[were united at least on the purely religious plane] for ninety percent of its history and this is in contrast to other major religions. This is also explained by Islam’s universality with its capacity to embrace all intellectual activities and adapt its teachings to all cultures.
The effort to maintain this unity via the integration of all religious disciplines moved beyond simply the religious and into broader â€œsecularâ€ subjects. Here, although the process was slightly more convoluted the result was the same: new sciences found its home in a broader and more enriched Islam. Initially because of needs related to record-keeping, calculation for the detailed Islamic rules regarding inheritance, for Salah timings and Qibla direction (of Prayer), the rulers appointed scholars of other cultures trained in astronomy and mathematics to translate works in these fields. From this early period Khalid b. Yazid (d. 843) and al-Khawarizmi (d. 850) and various other astronomers made their early and lasting contributions. The Prophetic medicine that grew out of the hadith literature was paralleled by intellectuals who wished to use resources of antiquity to learn medicine; and the Quran’s fascination with the ant, the bee, the spider, the cow after which suras are named may have contributed to the vast literature on zoology, particularly in al-Jahiza’s (d. 869) Book of Animals.
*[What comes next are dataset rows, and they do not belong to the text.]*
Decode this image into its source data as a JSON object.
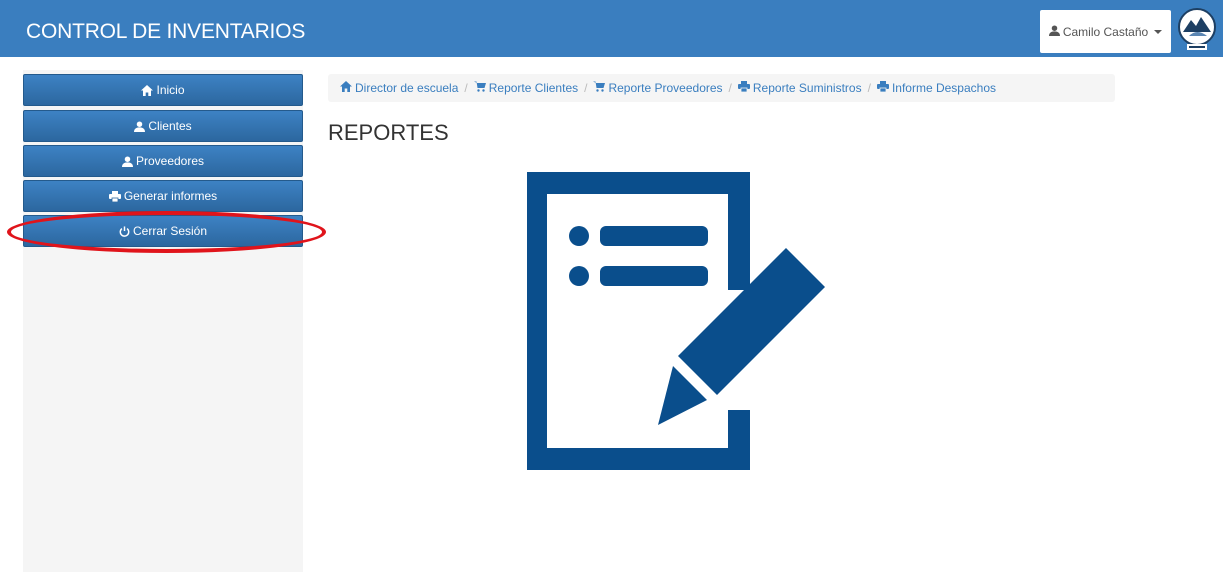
{
  "app": {
    "title": "CONTROL DE INVENTARIOS"
  },
  "user": {
    "name": "Camilo Castaño"
  },
  "sidebar": {
    "items": [
      {
        "label": "Inicio",
        "icon": "home-icon"
      },
      {
        "label": "Clientes",
        "icon": "user-icon"
      },
      {
        "label": "Proveedores",
        "icon": "user-icon"
      },
      {
        "label": "Generar informes",
        "icon": "print-icon"
      },
      {
        "label": "Cerrar Sesión",
        "icon": "power-icon"
      }
    ]
  },
  "breadcrumb": [
    {
      "label": "Director de escuela",
      "icon": "home-icon"
    },
    {
      "label": "Reporte Clientes",
      "icon": "cart-icon"
    },
    {
      "label": "Reporte Proveedores",
      "icon": "cart-icon"
    },
    {
      "label": "Reporte Suministros",
      "icon": "print-icon"
    },
    {
      "label": "Informe Despachos",
      "icon": "print-icon"
    }
  ],
  "main": {
    "title": "REPORTES"
  },
  "colors": {
    "navbar": "#3a7ebf",
    "sidebar_button": "#2c679f",
    "report_icon": "#0a4e8c",
    "highlight": "#e0141b"
  }
}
The most advanced medieval chemistry also took root in this period with the works of Jabir b. Hayyan (d. 815). Furthermore, Islam’s superb architecture and civil infrastructure was not without theoretical considerations, and in this early period the Banu Musa brothers of the ninth century produced ingenious compilations on engineering. Due to the resourceful nature of Greek and to a lesser extent Persian and Syriac science, the rulers patronised scholarly activity directed at recovering texts of antiquity, translating and developing them. During this period of appropriation many non-Muslim scholars were employed in the translation movement. Following the eleventh century, however, after the institutionalisation of the madrasa, the sciences took on a more Islamic and mature form, creating the culture with the most advanced science of its time until the sixteenth century, when it had influenced the European civilization during its renaissance. These later scientists were men of religion (theologians) first and foremost and many were mosque time-keepers (muwaqqits). One historian of Islamic science summarised Whether it was in mechanics, with the works of Jazari (1205); or in logic, mathematics and astronomy, with the works of Athir al-Din al-Abhari (c. 1240), Mu’ayyad al-Din al-Urdi (d. 1266), Nasir al-Din al-Tusi (d. 1274), Qutb al-Din al-Shirazi (d. 1311), Ibn al-Shatir (d. 1375), al-Qushji (d. 1474), and Shams al-Din al-Khafri (d. 1550); or in optics, with the works of Kamal al-Din al-Farisi (d. 1320); or in Pharmocology, with the works of Ibn al-Baitar (d. 1248); or in medicine, with the works of Ibn al-Nafis (d. 1288), every one of those fields witnessed a genuine original and revolutionary productionâ€ (George Saliba, Islamic Science and the Making of the European Renaissance, 2007, p. 21). The decline of Islamic civilisation was characterised by a movement away from the core values of the religion, aggravated only by the onslaught of the West which had now become economically affluent through its adventures in the New World. Nonetheless, Islam’s success in producing such a vast and fruitful civilisation which went on to influence Europe, bears testimony to its uniqueness as a complete and universal faith capable of embracing and enhancing all useful human endeavours.